(Aside – Would also love to tie up Rovelli’s take on QLG with Deutsch & Marletto’s thinking on constructor theory, and with Mersini-Houghton, but I digress.)

After his exposé on QLG, itself preceded by a potted history of physics to date, Rovelli ends with several short qualifying chapters on where we stand and what needs to be done. He is particularly careful about what makes for science and evidence. He is at pains to reiterate that the unknown is much greater than the known, but creativity needs to be based on clues in or problems with what is believed to be known, rather than flights of complete fantasy into the unknown. Empirical disconfirmation remains the key distinguishing feature of science – taking its exams – whatever the process of arriving at hypotheses.

In some sense I think he doth protest too much in his final warning against arguments from authority and ancient wisdom, since his whole book proceeds step-wise from what was previously hypothesised to be known. All steps are relative, nothing is cast in stone, but every step needs a foundation, even one that redefines or undermines previous foundations. That the great thinkers and scientists are proven wrong, doesn’t stop them being great. It’s what makes them great. Not being provably wrong is science’s biggest problem. It’s belief without explanatory understanding that risks reification into dogma.

An absolutely excellent book. So many more notes on topics I’ve not mentioned here: cosmic expansion and multiple sequential big-bounce universes, black holes and Hawking radiation and the hype over Higgs and Super-symmetry as examples. Rovelli’s own selection of important people in the history of natural philosophy is itself interesting. Great read and I suspect will turn out to be an important book in the history of fundamental physics.

====

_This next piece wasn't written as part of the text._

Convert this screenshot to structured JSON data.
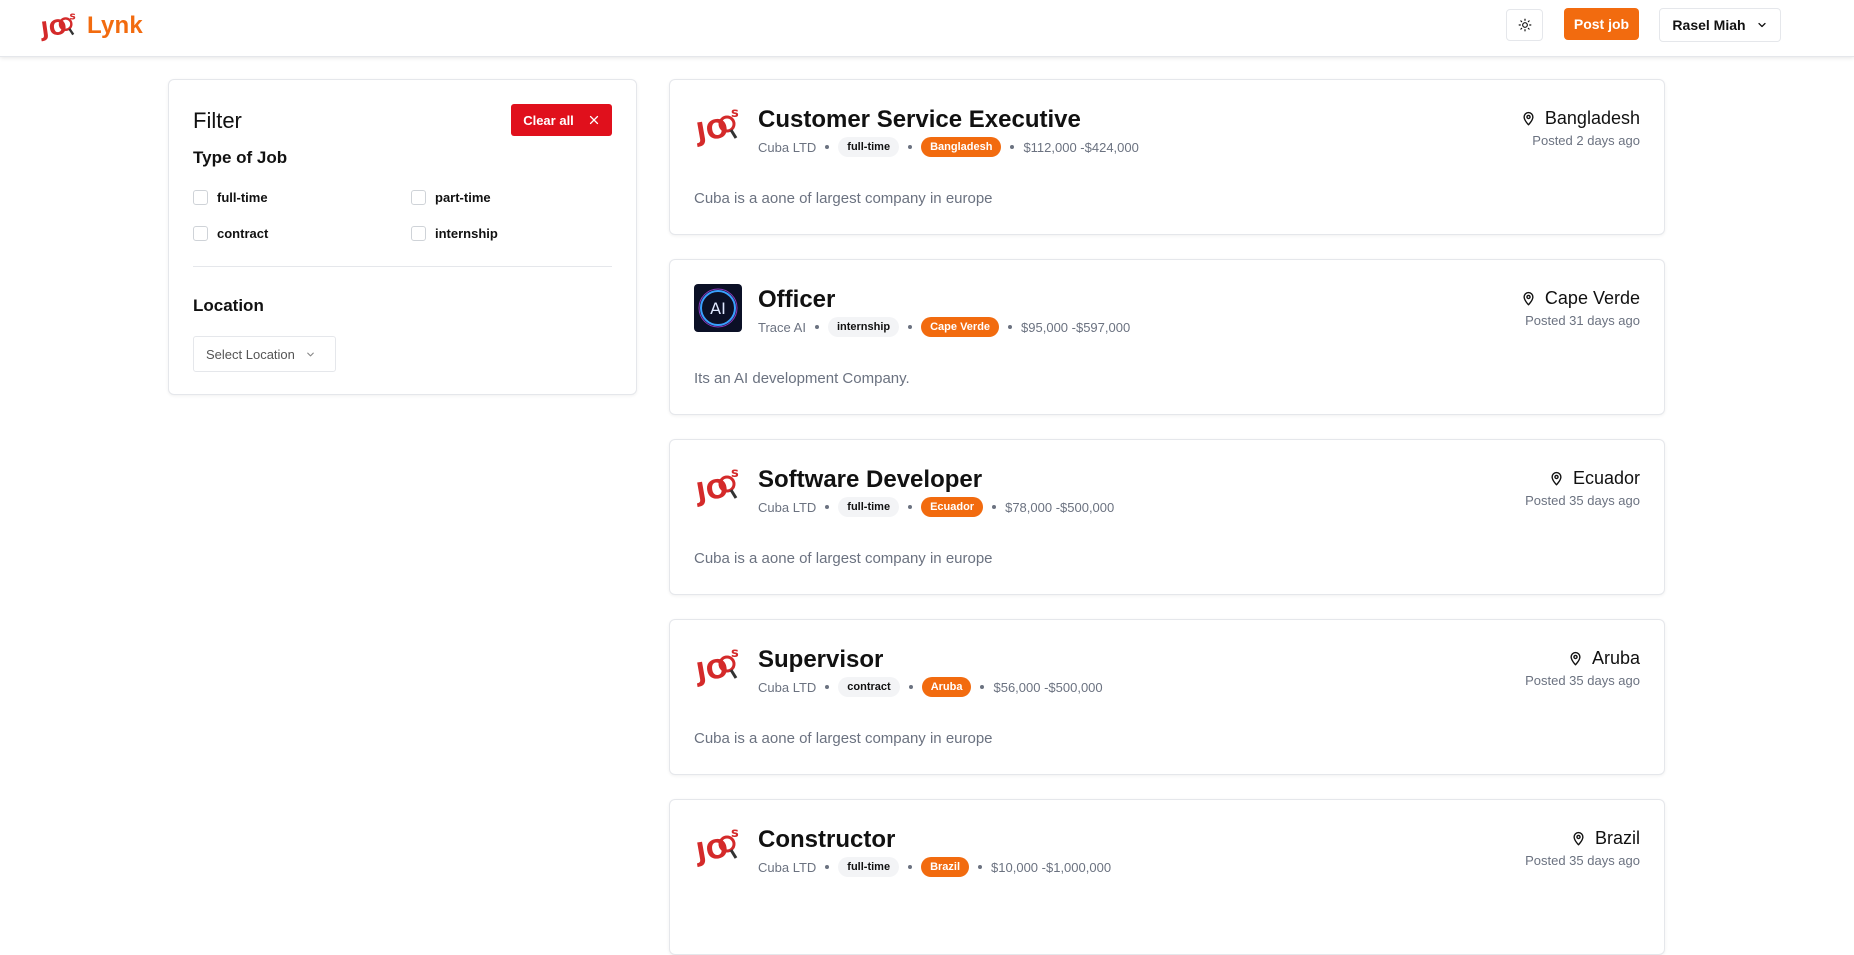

[Post Note: “It from Bit” – More on the informational basis of reality – New Scientist from earlier (May) this year, and Erik Verlinde’s “Entropic Gravity” from 2010. Hat tip to Jaap van Till. Interesting that Verlinde is a string theorist, so the time <> entropy <> gravity relationship is a deep issue for all sides here. Rovelli says “Time isn’t real”. Verlinde says “Gravity isn’t real”. They seem to be saying the same thing. Nothing is fundamentally real other than quantised information, all else is emergent in higher level patterns. If it works with quanta, not sure why we need strings, but hey.

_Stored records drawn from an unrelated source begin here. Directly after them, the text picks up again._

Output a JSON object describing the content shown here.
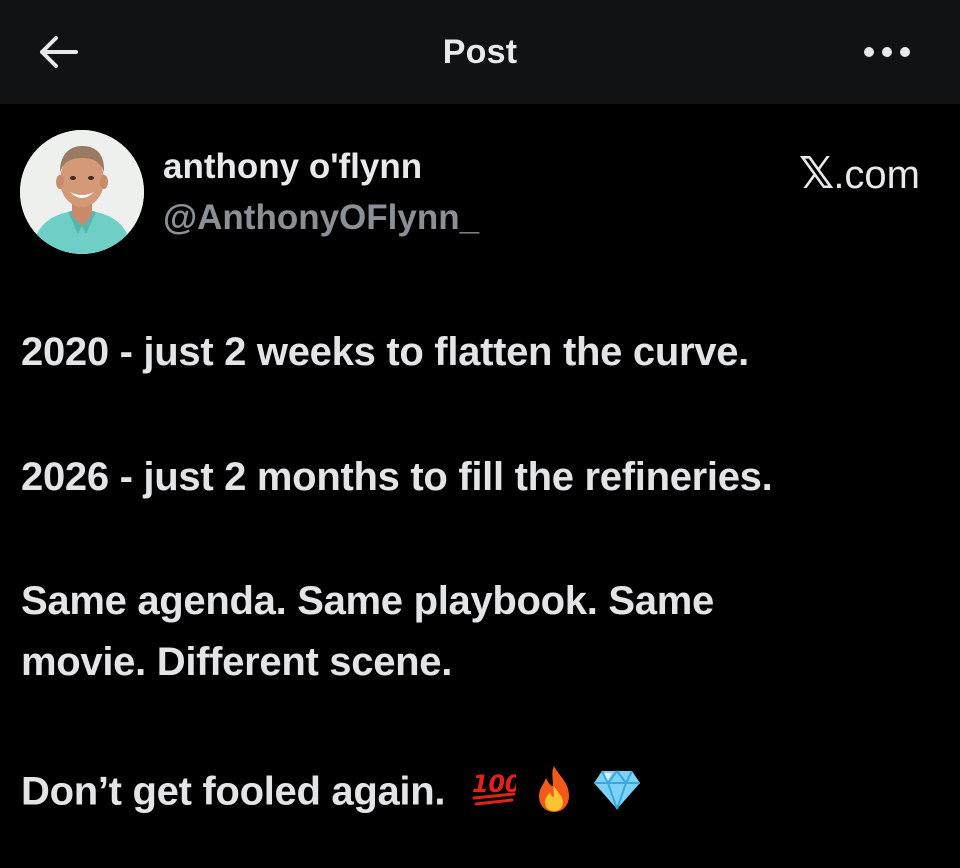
{
  "header": {
    "title": "Post",
    "back_icon": "arrow-left-icon",
    "more_icon": "more-horizontal-icon"
  },
  "author": {
    "display_name": "anthony o'flynn",
    "handle": "@AnthonyOFlynn_",
    "avatar": "profile-photo"
  },
  "source": {
    "label": ".com",
    "logo_letter": "𝕏"
  },
  "post": {
    "lines": [
      "2020 - just 2 weeks to flatten the curve.",
      "2026 - just 2 months to fill the refineries.",
      "Same agenda. Same playbook. Same",
      "movie. Different scene.",
      "Don’t get fooled again."
    ],
    "emojis": [
      "hundred-points-icon",
      "fire-icon",
      "gem-icon"
    ]
  },
  "colors": {
    "background": "#000000",
    "header_background": "#111214",
    "primary_text": "#e7e9ea",
    "secondary_text": "#8b9096",
    "fire": "#f25a1a",
    "gem": "#7cd3f7",
    "hundred": "#e0221b"
  }
}
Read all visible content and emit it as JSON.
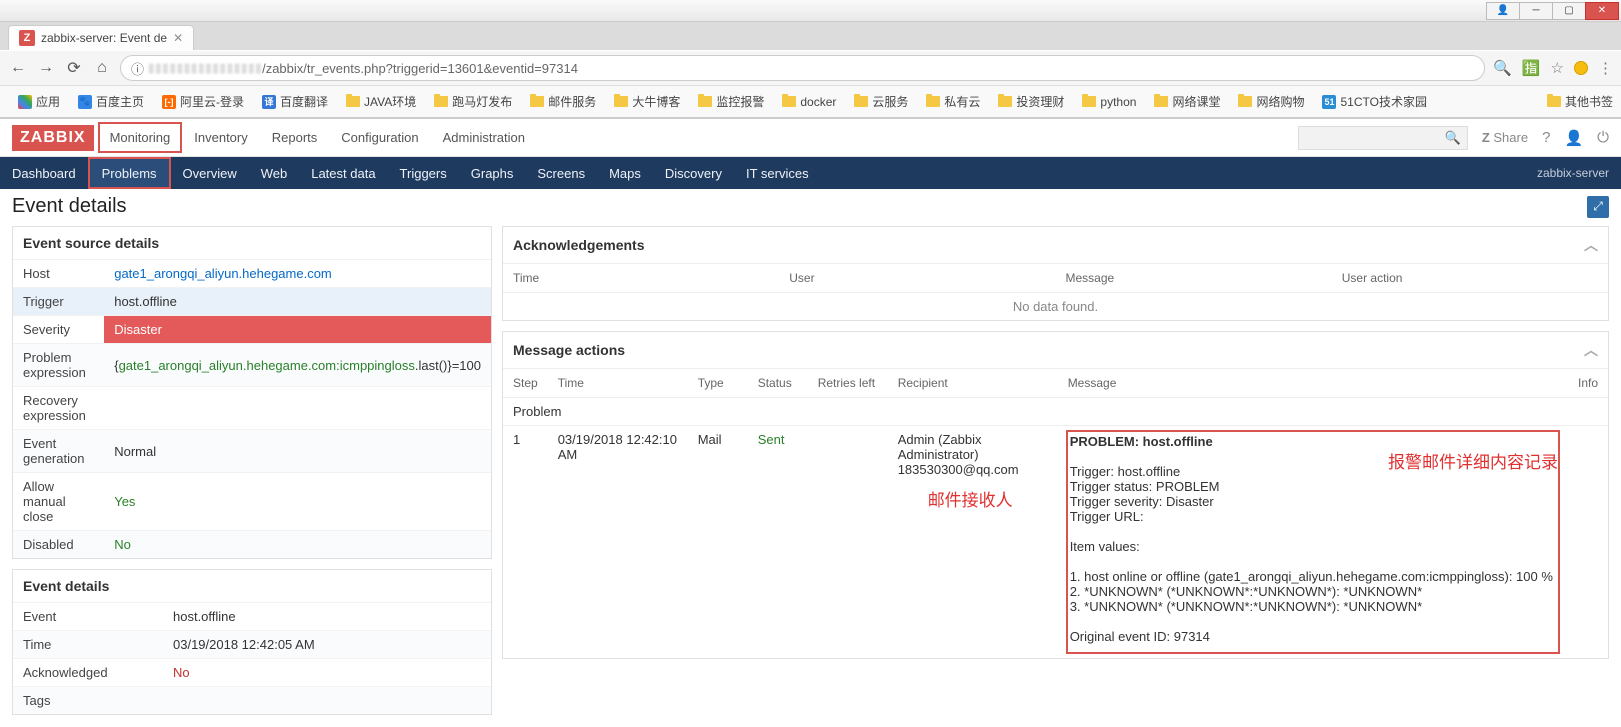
{
  "browser": {
    "tab_title": "zabbix-server: Event de",
    "url_path": "/zabbix/tr_events.php?triggerid=13601&eventid=97314"
  },
  "bookmarks": {
    "apps": "应用",
    "items": [
      "百度主页",
      "阿里云-登录",
      "百度翻译",
      "JAVA环境",
      "跑马灯发布",
      "邮件服务",
      "大牛博客",
      "监控报警",
      "docker",
      "云服务",
      "私有云",
      "投资理财",
      "python",
      "网络课堂",
      "网络购物",
      "51CTO技术家园"
    ],
    "other": "其他书签"
  },
  "zbx": {
    "logo": "ZABBIX",
    "menu": [
      "Monitoring",
      "Inventory",
      "Reports",
      "Configuration",
      "Administration"
    ],
    "share": "Share",
    "sub": [
      "Dashboard",
      "Problems",
      "Overview",
      "Web",
      "Latest data",
      "Triggers",
      "Graphs",
      "Screens",
      "Maps",
      "Discovery",
      "IT services"
    ],
    "server": "zabbix-server"
  },
  "page": {
    "title": "Event details"
  },
  "source": {
    "title": "Event source details",
    "host_k": "Host",
    "host_v": "gate1_arongqi_aliyun.hehegame.com",
    "trigger_k": "Trigger",
    "trigger_v": "host.offline",
    "severity_k": "Severity",
    "severity_v": "Disaster",
    "pexpr_k": "Problem expression",
    "pexpr_pre": "{",
    "pexpr_link": "gate1_arongqi_aliyun.hehegame.com:icmppingloss",
    "pexpr_post": ".last()}=100",
    "rexpr_k": "Recovery expression",
    "rexpr_v": "",
    "evgen_k": "Event generation",
    "evgen_v": "Normal",
    "manual_k": "Allow manual close",
    "manual_v": "Yes",
    "disabled_k": "Disabled",
    "disabled_v": "No"
  },
  "details": {
    "title": "Event details",
    "event_k": "Event",
    "event_v": "host.offline",
    "time_k": "Time",
    "time_v": "03/19/2018 12:42:05 AM",
    "ack_k": "Acknowledged",
    "ack_v": "No",
    "tags_k": "Tags",
    "tags_v": ""
  },
  "ack": {
    "title": "Acknowledgements",
    "cols": [
      "Time",
      "User",
      "Message",
      "User action"
    ],
    "nodata": "No data found."
  },
  "msg": {
    "title": "Message actions",
    "cols": [
      "Step",
      "Time",
      "Type",
      "Status",
      "Retries left",
      "Recipient",
      "Message",
      "Info"
    ],
    "section": "Problem",
    "row": {
      "step": "1",
      "time": "03/19/2018 12:42:10 AM",
      "type": "Mail",
      "status": "Sent",
      "retries": "",
      "recipient_name": "Admin (Zabbix Administrator)",
      "recipient_mail": "183530300@qq.com",
      "msg_title": "PROBLEM: host.offline",
      "lines": [
        "Trigger: host.offline",
        "Trigger status: PROBLEM",
        "Trigger severity: Disaster",
        "Trigger URL:",
        "",
        "Item values:",
        "",
        "1. host online or offline (gate1_arongqi_aliyun.hehegame.com:icmppingloss): 100 %",
        "2. *UNKNOWN* (*UNKNOWN*:*UNKNOWN*): *UNKNOWN*",
        "3. *UNKNOWN* (*UNKNOWN*:*UNKNOWN*): *UNKNOWN*",
        "",
        "Original event ID: 97314"
      ]
    }
  },
  "annotations": {
    "recipient": "邮件接收人",
    "message": "报警邮件详细内容记录"
  }
}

Information (significant differences)
and patterns (negative entropy)
have been Psybertron’s focus since 2001.

Progress.]

[Post Note: See also this review of James Gleick’s History of Time Travel, by John Lanchester in the New York Review of Books. Hat tip to Massimo Pigliucci on Twitter. A long read on the inescapability of time; everything from Joe Campbell’s monomyth to fundamental physics via H G Wells. Metamyth.]